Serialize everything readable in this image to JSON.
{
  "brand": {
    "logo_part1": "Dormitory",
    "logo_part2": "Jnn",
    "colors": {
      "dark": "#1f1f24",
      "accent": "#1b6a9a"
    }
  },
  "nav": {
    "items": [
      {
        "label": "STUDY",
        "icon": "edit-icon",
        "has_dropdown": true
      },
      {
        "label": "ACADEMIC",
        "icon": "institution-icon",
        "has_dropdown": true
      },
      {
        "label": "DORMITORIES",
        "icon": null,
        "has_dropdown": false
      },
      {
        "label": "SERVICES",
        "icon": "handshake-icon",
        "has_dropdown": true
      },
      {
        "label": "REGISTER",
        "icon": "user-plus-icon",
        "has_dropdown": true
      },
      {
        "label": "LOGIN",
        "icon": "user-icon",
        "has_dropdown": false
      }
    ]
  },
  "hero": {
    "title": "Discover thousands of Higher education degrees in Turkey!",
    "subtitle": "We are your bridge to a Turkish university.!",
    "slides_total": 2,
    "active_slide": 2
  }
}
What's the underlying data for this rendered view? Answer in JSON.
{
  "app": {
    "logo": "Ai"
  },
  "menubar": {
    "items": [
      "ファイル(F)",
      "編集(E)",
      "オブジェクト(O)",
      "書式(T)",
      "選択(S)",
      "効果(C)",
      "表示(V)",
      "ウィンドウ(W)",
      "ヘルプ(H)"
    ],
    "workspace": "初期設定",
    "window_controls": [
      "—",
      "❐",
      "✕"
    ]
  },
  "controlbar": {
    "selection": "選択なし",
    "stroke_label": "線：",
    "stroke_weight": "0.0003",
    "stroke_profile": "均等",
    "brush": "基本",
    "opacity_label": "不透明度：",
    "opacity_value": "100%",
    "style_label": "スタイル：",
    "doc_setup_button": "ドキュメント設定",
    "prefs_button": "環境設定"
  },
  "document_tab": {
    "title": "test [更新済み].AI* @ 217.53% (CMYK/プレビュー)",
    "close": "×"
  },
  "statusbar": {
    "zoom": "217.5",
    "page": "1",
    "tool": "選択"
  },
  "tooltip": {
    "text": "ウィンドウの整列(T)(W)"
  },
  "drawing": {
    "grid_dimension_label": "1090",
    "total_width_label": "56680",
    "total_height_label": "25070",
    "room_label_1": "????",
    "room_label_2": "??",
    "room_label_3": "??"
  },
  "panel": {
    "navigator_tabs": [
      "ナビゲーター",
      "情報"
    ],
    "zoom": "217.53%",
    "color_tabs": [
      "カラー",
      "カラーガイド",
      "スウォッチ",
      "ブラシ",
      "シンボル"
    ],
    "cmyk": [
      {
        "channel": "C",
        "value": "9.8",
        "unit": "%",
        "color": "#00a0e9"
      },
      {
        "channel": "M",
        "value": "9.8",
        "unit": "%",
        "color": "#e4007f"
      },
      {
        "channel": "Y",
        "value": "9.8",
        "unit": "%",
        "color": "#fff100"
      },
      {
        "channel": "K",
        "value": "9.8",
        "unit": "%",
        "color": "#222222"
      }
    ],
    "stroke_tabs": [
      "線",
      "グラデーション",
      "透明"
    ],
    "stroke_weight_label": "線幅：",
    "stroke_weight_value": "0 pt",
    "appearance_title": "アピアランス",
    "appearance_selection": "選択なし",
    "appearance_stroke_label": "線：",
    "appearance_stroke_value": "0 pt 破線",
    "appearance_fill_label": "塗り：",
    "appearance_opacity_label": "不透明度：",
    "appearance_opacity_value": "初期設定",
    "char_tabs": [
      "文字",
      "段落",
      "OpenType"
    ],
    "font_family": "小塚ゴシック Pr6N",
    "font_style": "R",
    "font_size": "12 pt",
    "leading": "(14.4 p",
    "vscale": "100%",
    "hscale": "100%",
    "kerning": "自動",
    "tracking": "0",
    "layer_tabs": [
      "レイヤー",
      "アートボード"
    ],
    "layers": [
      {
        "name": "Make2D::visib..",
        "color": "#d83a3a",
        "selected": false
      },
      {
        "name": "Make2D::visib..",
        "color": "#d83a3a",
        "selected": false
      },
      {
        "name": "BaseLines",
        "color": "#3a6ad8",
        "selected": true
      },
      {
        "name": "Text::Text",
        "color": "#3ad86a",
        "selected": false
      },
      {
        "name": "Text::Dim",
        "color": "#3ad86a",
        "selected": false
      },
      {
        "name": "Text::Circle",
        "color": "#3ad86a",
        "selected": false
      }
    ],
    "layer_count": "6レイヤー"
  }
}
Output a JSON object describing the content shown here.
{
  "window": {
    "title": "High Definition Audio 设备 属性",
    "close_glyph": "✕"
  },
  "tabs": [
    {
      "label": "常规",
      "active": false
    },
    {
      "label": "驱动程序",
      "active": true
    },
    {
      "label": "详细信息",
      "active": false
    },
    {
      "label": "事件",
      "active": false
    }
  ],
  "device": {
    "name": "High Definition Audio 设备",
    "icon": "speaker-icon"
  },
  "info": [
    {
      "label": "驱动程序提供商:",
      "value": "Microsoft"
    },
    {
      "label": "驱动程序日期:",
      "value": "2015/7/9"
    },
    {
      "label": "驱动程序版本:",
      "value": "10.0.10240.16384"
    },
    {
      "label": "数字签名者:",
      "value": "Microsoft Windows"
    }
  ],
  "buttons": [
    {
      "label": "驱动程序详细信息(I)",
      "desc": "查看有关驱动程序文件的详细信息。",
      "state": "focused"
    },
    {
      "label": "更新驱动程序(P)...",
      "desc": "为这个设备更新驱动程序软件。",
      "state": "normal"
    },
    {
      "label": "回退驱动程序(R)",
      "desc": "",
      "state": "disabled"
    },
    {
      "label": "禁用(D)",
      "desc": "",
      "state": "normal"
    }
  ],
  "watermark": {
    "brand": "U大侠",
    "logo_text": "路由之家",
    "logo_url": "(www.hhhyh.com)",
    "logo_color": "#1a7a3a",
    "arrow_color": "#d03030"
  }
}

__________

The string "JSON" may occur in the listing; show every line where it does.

EXERCISE ANSWER:
Serialize everything readable in this image to JSON.
What's the underlying data for this rendered view? Answer in JSON.
Output a JSON object describing the content shown here.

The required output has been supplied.